The case against comedy was made most effectively by the British writer and painter Wyndham Lewis in his remarkable 1918 novel Tarr, where the protagonist says:
The University of Humour ... that prevails everywhere in England for the formation of youth, provides you with nothing but a first-rate meaning of evading reality. All english training is a system of deadening feeling, a stoic prescription—a humorous stoicism is the anglo-saxon philosophy. Many of the results are excellent; it saves from gush in many cases; in times of crisis or misfortune it is an excellent armour ... But for the sake of this wonderful panacea—english humour—the English sacrifice so much.
Lewis was anti-comedy, but his observations help us appreciate the real role comedy plays in helping to contain pain. Mikita Brottman, a humanities professor at the Maryland Institute College of Art, made a similar case in her 2004 book Funny Peculiar: Gershon Legman and the Psychopathology of Humor, where she asked if “it is possible that human laughter is connected not to feelings of good will at all, but to a nexus of deep emotions revolving around fear, aggression, shame, anxiety and neurosis?” (She answered yes.)
If, as Lewis’s protagonist argued, humor is an “armour” against unspeakable feelings, then we need jokes more than ever in the Trump era, as protection from a president whose erratic authoritarianism is deeply scary and upsetting. “I don’t think partisan comedy helps candidates get elected,” Conan writer Laurie Kilmartin told New York magazine recently, “but it does help the audience get through it. John Oliver and Sam Bee are great, but after you finish laughing, you still have to vote.”
Aside from keeping Trump opponents psychologically balanced, jokes have the pleasant side effect of keeping Trump himself unbalanced.
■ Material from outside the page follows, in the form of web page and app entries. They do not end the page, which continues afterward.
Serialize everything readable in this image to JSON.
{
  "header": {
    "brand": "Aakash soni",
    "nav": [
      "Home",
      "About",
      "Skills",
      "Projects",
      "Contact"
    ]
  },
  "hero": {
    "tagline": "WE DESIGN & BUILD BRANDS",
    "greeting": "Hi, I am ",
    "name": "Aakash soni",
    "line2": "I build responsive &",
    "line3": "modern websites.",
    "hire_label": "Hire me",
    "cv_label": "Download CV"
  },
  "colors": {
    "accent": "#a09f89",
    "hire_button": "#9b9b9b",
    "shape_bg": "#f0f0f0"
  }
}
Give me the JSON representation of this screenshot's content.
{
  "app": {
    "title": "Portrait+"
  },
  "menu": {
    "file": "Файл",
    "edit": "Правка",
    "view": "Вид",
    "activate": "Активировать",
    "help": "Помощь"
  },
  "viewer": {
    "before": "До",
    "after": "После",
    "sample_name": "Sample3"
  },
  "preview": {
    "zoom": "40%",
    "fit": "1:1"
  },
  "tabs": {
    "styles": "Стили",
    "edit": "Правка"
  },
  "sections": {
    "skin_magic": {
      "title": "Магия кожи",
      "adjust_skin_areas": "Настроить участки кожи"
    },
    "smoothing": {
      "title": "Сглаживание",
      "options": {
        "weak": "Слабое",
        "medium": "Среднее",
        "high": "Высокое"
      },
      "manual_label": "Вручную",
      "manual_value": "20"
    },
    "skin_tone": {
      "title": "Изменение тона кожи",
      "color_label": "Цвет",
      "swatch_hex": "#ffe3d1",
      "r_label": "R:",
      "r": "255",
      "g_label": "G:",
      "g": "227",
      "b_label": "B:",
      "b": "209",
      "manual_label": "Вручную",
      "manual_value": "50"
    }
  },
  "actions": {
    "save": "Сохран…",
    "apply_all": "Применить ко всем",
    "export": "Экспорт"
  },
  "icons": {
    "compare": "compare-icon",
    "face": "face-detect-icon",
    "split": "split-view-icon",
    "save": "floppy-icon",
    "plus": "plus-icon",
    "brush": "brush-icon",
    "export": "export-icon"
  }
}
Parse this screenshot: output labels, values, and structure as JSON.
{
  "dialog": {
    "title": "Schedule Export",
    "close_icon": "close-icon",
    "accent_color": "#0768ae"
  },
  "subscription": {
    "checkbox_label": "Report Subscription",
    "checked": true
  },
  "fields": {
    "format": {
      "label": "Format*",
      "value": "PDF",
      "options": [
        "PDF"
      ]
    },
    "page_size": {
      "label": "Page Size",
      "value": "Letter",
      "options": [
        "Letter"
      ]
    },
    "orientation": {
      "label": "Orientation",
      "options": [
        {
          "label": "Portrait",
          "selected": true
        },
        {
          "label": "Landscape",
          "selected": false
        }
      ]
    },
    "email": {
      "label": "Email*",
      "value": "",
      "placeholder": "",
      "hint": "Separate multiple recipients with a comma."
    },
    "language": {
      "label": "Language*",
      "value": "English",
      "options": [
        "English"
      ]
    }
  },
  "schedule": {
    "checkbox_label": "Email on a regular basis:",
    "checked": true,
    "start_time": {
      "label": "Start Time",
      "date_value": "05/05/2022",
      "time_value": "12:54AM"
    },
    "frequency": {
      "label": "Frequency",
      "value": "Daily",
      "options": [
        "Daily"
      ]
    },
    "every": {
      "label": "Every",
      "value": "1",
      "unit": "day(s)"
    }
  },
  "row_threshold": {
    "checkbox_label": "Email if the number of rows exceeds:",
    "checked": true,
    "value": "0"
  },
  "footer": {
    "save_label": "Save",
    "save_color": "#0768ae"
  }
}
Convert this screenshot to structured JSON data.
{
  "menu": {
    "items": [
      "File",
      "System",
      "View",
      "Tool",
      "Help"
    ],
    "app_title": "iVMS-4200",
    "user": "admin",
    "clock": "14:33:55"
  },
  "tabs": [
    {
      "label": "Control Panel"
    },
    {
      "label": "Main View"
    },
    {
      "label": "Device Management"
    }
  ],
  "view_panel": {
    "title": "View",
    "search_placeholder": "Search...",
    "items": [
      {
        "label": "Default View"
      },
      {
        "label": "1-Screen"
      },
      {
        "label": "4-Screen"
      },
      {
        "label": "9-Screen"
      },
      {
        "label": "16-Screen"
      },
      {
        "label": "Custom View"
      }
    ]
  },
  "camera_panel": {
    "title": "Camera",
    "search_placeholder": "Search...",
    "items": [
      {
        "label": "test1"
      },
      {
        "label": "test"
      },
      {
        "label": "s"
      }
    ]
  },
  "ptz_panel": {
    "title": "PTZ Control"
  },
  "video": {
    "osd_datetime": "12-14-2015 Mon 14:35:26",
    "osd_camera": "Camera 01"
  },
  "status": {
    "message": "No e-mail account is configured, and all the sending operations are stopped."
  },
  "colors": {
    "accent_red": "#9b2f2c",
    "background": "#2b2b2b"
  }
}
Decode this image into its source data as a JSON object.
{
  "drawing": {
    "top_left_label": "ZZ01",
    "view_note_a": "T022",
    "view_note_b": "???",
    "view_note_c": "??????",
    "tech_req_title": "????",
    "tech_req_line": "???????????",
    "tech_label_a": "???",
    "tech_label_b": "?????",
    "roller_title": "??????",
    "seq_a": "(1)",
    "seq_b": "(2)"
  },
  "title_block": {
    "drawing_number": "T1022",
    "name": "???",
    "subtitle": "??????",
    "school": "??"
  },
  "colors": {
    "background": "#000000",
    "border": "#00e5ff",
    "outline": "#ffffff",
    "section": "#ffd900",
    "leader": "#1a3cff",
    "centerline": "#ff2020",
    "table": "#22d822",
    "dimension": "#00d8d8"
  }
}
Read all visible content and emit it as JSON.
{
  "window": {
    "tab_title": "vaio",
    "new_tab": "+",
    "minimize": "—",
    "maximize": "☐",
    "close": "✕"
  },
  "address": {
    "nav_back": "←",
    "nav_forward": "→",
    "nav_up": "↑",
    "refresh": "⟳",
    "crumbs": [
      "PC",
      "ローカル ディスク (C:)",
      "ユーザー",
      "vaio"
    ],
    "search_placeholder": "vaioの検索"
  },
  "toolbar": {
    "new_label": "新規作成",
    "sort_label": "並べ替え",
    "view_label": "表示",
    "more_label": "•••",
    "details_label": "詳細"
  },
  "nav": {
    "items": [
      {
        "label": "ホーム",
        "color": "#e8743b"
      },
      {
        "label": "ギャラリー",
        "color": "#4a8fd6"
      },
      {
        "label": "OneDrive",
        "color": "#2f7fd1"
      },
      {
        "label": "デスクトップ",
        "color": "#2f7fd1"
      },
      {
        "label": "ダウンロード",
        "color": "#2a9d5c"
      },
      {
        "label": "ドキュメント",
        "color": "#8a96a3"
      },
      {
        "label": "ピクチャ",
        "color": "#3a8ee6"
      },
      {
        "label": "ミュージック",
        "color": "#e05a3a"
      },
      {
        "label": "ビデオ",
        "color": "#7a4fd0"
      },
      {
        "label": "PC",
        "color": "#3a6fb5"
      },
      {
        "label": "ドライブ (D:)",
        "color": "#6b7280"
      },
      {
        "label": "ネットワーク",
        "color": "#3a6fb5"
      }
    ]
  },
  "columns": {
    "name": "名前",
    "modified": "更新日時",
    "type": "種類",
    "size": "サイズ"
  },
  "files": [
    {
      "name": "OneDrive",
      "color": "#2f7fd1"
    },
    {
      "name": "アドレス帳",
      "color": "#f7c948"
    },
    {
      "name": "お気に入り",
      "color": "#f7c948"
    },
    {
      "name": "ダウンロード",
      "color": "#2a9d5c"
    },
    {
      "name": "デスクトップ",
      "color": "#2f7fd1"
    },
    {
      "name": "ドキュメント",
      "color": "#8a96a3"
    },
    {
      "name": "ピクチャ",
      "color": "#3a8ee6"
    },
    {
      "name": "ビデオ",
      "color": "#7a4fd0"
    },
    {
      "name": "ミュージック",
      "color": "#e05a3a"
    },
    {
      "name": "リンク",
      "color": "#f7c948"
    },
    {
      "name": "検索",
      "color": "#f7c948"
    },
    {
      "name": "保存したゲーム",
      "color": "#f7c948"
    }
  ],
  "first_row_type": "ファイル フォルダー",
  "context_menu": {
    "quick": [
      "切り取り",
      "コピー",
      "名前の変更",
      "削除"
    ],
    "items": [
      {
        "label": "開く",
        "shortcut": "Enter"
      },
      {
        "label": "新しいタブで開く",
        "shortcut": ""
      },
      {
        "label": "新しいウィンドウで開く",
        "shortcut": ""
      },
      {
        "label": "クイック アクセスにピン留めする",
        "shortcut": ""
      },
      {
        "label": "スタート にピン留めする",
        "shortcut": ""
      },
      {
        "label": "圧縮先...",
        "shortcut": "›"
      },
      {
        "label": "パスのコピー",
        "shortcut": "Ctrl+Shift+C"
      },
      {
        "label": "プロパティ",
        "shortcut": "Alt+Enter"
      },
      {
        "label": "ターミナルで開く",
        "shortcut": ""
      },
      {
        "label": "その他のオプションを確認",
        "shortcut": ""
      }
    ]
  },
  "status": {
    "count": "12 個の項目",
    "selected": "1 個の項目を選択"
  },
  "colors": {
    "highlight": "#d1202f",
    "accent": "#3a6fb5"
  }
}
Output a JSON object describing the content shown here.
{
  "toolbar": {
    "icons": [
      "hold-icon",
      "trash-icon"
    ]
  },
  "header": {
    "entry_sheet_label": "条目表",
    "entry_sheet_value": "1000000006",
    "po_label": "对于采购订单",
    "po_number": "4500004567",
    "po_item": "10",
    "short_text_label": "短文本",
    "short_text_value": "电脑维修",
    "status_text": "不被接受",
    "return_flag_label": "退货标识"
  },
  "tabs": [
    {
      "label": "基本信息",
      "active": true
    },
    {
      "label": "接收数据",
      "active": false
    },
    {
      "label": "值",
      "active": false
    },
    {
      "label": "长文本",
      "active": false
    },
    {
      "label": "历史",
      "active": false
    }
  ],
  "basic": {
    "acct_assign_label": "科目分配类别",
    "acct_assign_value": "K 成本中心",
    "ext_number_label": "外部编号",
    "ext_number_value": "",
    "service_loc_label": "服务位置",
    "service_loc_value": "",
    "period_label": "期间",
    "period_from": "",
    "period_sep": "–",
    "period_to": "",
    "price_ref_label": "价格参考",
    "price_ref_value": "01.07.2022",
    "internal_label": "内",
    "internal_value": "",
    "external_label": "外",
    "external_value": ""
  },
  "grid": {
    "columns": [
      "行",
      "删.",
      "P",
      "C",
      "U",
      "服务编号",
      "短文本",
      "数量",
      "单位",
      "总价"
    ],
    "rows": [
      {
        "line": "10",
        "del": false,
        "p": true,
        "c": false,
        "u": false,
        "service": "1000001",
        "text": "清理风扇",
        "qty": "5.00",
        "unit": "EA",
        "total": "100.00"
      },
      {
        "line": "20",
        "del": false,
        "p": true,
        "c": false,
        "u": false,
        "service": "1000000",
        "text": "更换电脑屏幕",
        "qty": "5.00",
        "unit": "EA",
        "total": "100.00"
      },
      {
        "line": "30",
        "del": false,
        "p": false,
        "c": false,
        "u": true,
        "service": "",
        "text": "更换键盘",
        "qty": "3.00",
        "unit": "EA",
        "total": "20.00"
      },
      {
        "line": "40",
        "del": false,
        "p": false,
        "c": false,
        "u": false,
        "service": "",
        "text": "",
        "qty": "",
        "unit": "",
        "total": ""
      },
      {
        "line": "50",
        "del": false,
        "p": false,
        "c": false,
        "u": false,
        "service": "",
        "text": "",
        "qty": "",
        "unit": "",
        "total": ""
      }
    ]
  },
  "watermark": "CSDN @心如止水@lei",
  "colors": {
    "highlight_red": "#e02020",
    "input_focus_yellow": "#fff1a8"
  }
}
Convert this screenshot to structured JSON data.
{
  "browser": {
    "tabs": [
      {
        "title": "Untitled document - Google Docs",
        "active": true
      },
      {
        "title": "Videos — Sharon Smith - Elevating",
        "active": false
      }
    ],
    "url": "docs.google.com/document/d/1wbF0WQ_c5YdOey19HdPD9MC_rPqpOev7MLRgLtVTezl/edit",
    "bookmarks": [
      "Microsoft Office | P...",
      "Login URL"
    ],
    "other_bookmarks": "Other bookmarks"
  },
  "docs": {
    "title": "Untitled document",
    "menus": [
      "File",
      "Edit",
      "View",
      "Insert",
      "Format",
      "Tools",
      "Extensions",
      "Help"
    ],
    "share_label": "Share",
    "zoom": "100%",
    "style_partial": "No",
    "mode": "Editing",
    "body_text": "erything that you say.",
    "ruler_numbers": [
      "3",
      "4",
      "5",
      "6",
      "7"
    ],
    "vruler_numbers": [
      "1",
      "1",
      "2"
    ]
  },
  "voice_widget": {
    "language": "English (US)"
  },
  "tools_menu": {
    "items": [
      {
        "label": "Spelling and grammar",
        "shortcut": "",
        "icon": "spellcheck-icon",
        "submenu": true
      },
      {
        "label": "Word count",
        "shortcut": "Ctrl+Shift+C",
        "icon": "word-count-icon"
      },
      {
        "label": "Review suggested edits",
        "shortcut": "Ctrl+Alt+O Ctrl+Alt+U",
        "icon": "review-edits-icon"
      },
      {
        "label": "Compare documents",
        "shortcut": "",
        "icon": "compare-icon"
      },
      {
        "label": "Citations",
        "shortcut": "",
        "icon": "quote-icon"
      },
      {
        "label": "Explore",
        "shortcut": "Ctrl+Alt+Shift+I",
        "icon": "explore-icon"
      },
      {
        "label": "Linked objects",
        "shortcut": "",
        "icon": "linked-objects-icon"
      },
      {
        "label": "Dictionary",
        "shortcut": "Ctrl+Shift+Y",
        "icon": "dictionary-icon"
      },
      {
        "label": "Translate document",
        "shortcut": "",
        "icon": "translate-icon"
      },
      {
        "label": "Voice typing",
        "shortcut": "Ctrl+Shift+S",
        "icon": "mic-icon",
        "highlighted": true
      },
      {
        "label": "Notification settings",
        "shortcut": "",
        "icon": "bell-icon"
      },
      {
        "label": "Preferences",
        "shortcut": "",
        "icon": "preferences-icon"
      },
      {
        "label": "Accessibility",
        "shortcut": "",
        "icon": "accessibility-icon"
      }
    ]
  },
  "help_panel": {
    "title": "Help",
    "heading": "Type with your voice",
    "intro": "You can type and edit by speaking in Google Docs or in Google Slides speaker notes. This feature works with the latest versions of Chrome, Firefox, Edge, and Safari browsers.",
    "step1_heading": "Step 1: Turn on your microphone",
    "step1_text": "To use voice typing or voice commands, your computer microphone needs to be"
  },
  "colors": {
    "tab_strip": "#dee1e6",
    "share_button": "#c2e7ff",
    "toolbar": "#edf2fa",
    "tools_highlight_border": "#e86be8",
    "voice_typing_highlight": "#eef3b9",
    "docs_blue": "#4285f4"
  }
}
As Yahoo TV critic Ken Tucker noted, Saturday Night Live skits increasingly seemed pitched at the narrowest possible niche audience of one: Trump himself. Tucker sees this as a negative:
[T]he McCarthy sketch was a vivid example of the way SNL (along with the cable news channels) are now directing their satire directly at our TV-obsessed president. We, the viewers, have become almost incidental bystanders. That’s one reason the Alec-Baldwin-as-Trump sketches have been falling flat: They’re so stuffed with quotations from Trump emanating from Baldwin’s orange puff-pastry face that writing jokes for the audience to laugh at seems to be a minor concern or abandoned entirely. Just as Baldwin trolls Trump on Twitter, baiting him for attention, so do the SNL sketches yearningly seek Trump’s tweet-censure.
That these jokes aren’t terribly funny—at least not to the same degree as Trump’s own Twitter feed—is almost beside the point. They’re designed not to make the audience laugh, but to make Trump feel like he’s being laughed at. As such, this humor is closer to Trump’s own form of insult comedy than anything else, and perhaps that’s why it so obviously stings him. Trump’s opponents should feel a sort of communal comfort in the knowledge that these jokes are hitting their intended target. Will this comedy help to take down Trump in 2020? Not likely. But will it help us get through the next four years? Most certainly.